**Records to use:**

^^^^

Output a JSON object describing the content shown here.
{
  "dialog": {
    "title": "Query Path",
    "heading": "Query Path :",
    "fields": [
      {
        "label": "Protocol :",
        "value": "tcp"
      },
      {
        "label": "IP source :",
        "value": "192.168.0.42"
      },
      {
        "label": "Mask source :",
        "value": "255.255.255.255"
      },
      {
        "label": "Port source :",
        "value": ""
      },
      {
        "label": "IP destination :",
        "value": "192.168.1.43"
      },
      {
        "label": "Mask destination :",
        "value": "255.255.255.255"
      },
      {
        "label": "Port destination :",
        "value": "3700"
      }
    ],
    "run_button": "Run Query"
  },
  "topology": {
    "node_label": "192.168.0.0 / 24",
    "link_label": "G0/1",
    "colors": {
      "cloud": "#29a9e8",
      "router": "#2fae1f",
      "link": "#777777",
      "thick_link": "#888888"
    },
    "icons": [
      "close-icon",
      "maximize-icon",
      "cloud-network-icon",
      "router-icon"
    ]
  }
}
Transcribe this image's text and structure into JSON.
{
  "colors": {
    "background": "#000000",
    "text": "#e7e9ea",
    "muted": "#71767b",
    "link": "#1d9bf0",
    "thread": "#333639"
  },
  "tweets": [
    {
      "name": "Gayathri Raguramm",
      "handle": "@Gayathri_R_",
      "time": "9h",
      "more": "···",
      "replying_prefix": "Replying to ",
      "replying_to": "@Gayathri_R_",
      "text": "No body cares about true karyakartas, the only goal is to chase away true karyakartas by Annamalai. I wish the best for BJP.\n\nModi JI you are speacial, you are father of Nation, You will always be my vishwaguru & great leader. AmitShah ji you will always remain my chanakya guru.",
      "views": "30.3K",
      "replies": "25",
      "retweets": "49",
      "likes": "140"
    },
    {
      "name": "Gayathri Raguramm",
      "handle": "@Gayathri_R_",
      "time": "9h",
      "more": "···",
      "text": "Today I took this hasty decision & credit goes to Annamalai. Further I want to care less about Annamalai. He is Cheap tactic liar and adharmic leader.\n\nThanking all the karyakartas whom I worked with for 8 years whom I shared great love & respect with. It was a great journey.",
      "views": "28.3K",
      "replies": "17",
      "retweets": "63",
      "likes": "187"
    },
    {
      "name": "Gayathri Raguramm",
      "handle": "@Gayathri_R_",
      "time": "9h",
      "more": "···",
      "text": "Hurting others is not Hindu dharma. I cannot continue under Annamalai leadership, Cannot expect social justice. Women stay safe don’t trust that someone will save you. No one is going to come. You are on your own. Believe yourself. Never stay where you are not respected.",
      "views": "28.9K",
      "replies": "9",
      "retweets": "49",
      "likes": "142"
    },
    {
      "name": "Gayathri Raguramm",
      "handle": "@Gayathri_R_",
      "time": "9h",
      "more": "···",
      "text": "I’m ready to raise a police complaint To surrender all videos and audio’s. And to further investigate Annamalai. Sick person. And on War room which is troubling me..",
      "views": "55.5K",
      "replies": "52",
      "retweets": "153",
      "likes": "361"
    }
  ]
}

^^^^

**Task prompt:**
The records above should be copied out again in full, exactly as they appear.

**Solution for this task:**
Output a JSON object describing the content shown here.
{
  "dialog": {
    "title": "Query Path",
    "heading": "Query Path :",
    "fields": [
      {
        "label": "Protocol :",
        "value": "tcp"
      },
      {
        "label": "IP source :",
        "value": "192.168.0.42"
      },
      {
        "label": "Mask source :",
        "value": "255.255.255.255"
      },
      {
        "label": "Port source :",
        "value": ""
      },
      {
        "label": "IP destination :",
        "value": "192.168.1.43"
      },
      {
        "label": "Mask destination :",
        "value": "255.255.255.255"
      },
      {
        "label": "Port destination :",
        "value": "3700"
      }
    ],
    "run_button": "Run Query"
  },
  "topology": {
    "node_label": "192.168.0.0 / 24",
    "link_label": "G0/1",
    "colors": {
      "cloud": "#29a9e8",
      "router": "#2fae1f",
      "link": "#777777",
      "thick_link": "#888888"
    },
    "icons": [
      "close-icon",
      "maximize-icon",
      "cloud-network-icon",
      "router-icon"
    ]
  }
}
Transcribe this image's text and structure into JSON.
{
  "colors": {
    "background": "#000000",
    "text": "#e7e9ea",
    "muted": "#71767b",
    "link": "#1d9bf0",
    "thread": "#333639"
  },
  "tweets": [
    {
      "name": "Gayathri Raguramm",
      "handle": "@Gayathri_R_",
      "time": "9h",
      "more": "···",
      "replying_prefix": "Replying to ",
      "replying_to": "@Gayathri_R_",
      "text": "No body cares about true karyakartas, the only goal is to chase away true karyakartas by Annamalai. I wish the best for BJP.\n\nModi JI you are speacial, you are father of Nation, You will always be my vishwaguru & great leader. AmitShah ji you will always remain my chanakya guru.",
      "views": "30.3K",
      "replies": "25",
      "retweets": "49",
      "likes": "140"
    },
    {
      "name": "Gayathri Raguramm",
      "handle": "@Gayathri_R_",
      "time": "9h",
      "more": "···",
      "text": "Today I took this hasty decision & credit goes to Annamalai. Further I want to care less about Annamalai. He is Cheap tactic liar and adharmic leader.\n\nThanking all the karyakartas whom I worked with for 8 years whom I shared great love & respect with. It was a great journey.",
      "views": "28.3K",
      "replies": "17",
      "retweets": "63",
      "likes": "187"
    },
    {
      "name": "Gayathri Raguramm",
      "handle": "@Gayathri_R_",
      "time": "9h",
      "more": "···",
      "text": "Hurting others is not Hindu dharma. I cannot continue under Annamalai leadership, Cannot expect social justice. Women stay safe don’t trust that someone will save you. No one is going to come. You are on your own. Believe yourself. Never stay where you are not respected.",
      "views": "28.9K",
      "replies": "9",
      "retweets": "49",
      "likes": "142"
    },
    {
      "name": "Gayathri Raguramm",
      "handle": "@Gayathri_R_",
      "time": "9h",
      "more": "···",
      "text": "I’m ready to raise a police complaint To surrender all videos and audio’s. And to further investigate Annamalai. Sick person. And on War room which is troubling me..",
      "views": "55.5K",
      "replies": "52",
      "retweets": "153",
      "likes": "361"
    }
  ]
}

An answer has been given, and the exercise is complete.